ACTIVITY =
Print the full listing below exactly, keeping every character as it stands.
◇ ◇ ◇
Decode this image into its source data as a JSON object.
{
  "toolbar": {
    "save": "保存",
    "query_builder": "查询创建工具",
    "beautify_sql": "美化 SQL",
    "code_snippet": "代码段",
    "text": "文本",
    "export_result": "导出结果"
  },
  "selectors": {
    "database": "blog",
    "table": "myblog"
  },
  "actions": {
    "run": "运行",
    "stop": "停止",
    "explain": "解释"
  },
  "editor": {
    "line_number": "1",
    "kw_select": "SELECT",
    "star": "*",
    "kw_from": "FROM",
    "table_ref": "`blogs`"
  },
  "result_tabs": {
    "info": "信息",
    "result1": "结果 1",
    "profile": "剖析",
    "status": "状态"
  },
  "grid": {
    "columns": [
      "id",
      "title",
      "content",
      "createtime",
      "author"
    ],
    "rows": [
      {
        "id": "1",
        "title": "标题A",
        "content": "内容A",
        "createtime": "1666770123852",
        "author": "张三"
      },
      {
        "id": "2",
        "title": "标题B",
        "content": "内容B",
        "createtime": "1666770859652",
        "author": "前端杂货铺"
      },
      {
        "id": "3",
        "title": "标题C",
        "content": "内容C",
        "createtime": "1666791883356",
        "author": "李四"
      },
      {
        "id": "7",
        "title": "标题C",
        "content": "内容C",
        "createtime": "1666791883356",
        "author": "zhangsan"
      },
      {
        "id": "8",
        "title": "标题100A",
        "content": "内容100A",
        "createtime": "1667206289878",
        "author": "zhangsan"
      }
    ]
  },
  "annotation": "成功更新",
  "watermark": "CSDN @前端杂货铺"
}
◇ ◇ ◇
RESULT BELOW =
Decode this image into its source data as a JSON object.
{
  "toolbar": {
    "save": "保存",
    "query_builder": "查询创建工具",
    "beautify_sql": "美化 SQL",
    "code_snippet": "代码段",
    "text": "文本",
    "export_result": "导出结果"
  },
  "selectors": {
    "database": "blog",
    "table": "myblog"
  },
  "actions": {
    "run": "运行",
    "stop": "停止",
    "explain": "解释"
  },
  "editor": {
    "line_number": "1",
    "kw_select": "SELECT",
    "star": "*",
    "kw_from": "FROM",
    "table_ref": "`blogs`"
  },
  "result_tabs": {
    "info": "信息",
    "result1": "结果 1",
    "profile": "剖析",
    "status": "状态"
  },
  "grid": {
    "columns": [
      "id",
      "title",
      "content",
      "createtime",
      "author"
    ],
    "rows": [
      {
        "id": "1",
        "title": "标题A",
        "content": "内容A",
        "createtime": "1666770123852",
        "author": "张三"
      },
      {
        "id": "2",
        "title": "标题B",
        "content": "内容B",
        "createtime": "1666770859652",
        "author": "前端杂货铺"
      },
      {
        "id": "3",
        "title": "标题C",
        "content": "内容C",
        "createtime": "1666791883356",
        "author": "李四"
      },
      {
        "id": "7",
        "title": "标题C",
        "content": "内容C",
        "createtime": "1666791883356",
        "author": "zhangsan"
      },
      {
        "id": "8",
        "title": "标题100A",
        "content": "内容100A",
        "createtime": "1667206289878",
        "author": "zhangsan"
      }
    ]
  },
  "annotation": "成功更新",
  "watermark": "CSDN @前端杂货铺"
}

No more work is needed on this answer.